Simple Speaks His Mind. (Inscribed)
Presentation copy from one Harlemite to another
First edition of this first collection of the “Simple” short stories written about the everyday lives of Harlemites. Given by Hughes, in the year of publication, to his dentist, another Harlemite: “Inscribed especially for my friends, the Tom Johnsons, with continued good wishes — Sincerely, Langston. New York, April 10, 1950.”
According to census records, between the 1920s and 1930s, Thomas O. Johnson (b. 1894) and Anna Johnson (b. 1892) lived and worked at 207 West 138th Street. (Hughes had also lived on West 138th Street.) The Johnsons lived with their son, Thomas Jr., and Junior’s grandfather, McPherson Johnson, and his great-grandmother, “Sabanah” (likely Savannah) Johnson (b. 1849). Both senior family members migrated north from Georgia.
“I live in the heart of Harlem. I have also lived in the heart of Paris, Madrid, Shanghai, and Mexico City. The people of Harlem seem not very different from others, except in language. I love the color of their language; and, being a Harlemite myself, their problems and interests are my problems and interests.” (from About the Author)
Description: Simple Speaks His Mind. (Inscribed)
New York: Simon & Schuster, (1950). First edition. Bookplate. Publisher’s binding with tape shadow to spine. Very good in a fair illustrated dust jacket with library label to spine and inexpert internal tape mends.

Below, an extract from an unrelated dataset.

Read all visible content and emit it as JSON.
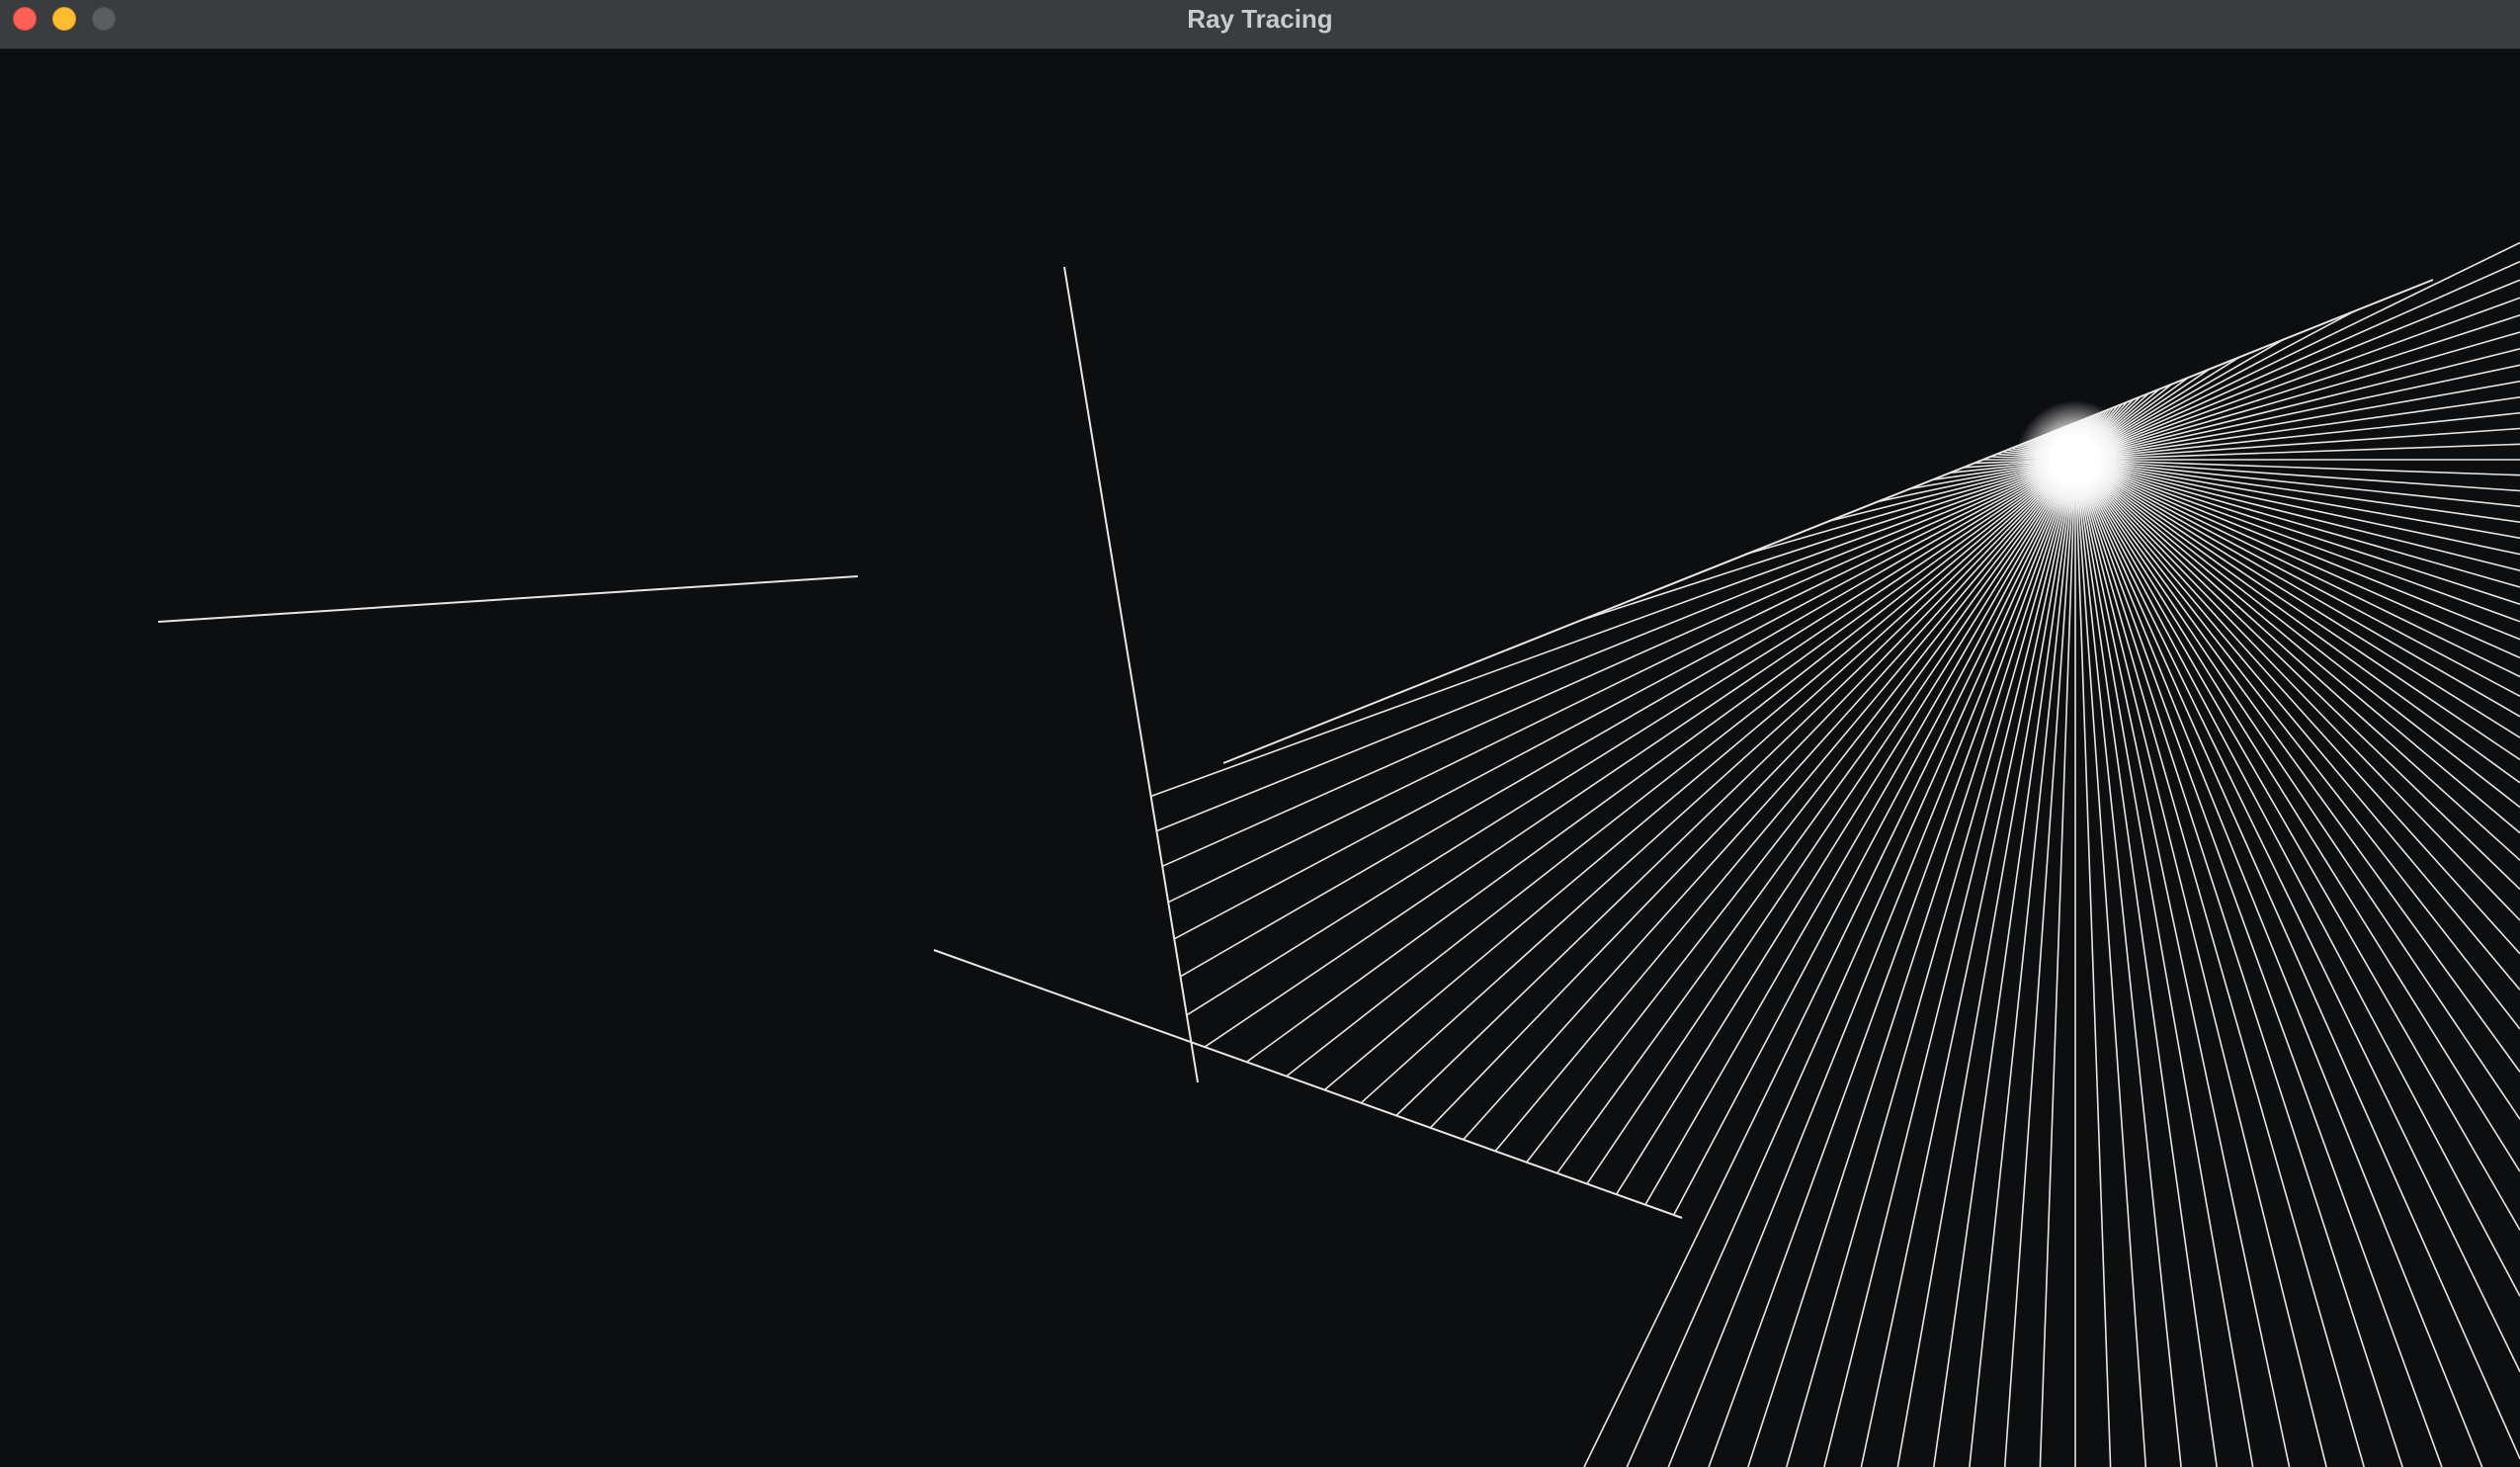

Note. Within another inscribed book from the collection of Anna and Thomas O. Johnson, Simple Takes a Wife (1953), Hughes described the couple as “friends of long standing (and one of the reasons I love Harlem)...” Blockson Catalogue 6379. Dickson 19. Bruccoli & Clark III:163. bcj 332896 wq10